■ What you have to do
Among the records, which lines include "Control"? List them.

■ Records for processing

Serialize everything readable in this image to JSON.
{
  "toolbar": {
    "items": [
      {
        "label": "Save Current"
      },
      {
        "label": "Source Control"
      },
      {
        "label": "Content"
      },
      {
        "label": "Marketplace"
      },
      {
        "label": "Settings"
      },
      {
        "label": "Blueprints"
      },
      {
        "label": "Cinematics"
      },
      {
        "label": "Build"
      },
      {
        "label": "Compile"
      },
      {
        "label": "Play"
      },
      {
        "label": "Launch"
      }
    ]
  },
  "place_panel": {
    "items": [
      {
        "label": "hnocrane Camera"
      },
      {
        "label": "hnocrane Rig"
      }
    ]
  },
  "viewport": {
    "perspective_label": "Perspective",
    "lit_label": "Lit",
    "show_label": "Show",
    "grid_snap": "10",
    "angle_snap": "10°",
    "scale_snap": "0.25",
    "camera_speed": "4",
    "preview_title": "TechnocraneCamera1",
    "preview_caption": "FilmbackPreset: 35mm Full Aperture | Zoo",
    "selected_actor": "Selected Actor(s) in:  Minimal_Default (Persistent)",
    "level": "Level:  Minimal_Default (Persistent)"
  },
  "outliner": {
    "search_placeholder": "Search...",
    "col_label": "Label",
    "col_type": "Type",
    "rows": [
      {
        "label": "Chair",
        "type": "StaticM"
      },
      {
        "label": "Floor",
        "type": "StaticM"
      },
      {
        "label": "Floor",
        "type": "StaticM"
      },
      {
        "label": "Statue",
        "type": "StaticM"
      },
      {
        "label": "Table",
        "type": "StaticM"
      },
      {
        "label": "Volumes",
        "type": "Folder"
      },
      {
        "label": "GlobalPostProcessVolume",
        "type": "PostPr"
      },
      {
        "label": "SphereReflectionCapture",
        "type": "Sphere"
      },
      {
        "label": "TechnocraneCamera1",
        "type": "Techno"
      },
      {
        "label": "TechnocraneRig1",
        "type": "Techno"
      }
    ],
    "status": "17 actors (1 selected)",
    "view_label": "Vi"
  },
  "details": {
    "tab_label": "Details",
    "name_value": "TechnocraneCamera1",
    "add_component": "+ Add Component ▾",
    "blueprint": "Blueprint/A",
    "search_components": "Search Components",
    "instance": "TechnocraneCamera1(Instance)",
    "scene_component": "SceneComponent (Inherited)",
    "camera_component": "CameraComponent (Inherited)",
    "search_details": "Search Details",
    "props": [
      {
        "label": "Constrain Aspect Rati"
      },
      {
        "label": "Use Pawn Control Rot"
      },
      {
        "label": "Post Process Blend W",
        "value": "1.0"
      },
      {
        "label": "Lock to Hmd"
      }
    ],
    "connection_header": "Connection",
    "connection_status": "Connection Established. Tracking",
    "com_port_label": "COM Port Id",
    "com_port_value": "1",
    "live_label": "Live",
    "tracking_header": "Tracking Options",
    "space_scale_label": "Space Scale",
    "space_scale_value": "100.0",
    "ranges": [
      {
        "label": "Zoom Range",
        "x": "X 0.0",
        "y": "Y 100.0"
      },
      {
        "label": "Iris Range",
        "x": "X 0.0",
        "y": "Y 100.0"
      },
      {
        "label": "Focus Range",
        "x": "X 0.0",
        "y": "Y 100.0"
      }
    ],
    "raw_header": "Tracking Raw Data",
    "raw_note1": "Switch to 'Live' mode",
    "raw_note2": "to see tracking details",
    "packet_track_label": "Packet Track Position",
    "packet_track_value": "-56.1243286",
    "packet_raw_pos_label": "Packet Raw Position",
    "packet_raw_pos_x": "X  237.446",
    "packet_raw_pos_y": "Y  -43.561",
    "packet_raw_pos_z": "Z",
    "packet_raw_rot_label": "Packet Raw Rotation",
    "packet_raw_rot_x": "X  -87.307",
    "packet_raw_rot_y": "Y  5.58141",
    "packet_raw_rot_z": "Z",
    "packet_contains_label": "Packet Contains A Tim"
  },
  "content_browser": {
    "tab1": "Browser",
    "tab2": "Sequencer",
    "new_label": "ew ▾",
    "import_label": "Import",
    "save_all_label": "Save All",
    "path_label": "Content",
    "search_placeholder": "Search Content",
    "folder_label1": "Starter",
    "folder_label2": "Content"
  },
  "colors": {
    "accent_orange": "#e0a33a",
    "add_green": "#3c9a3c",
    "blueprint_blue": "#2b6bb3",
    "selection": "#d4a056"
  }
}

■ Solution to this task
        "label": "Source Control"
        "label": "Use Pawn Control Rot"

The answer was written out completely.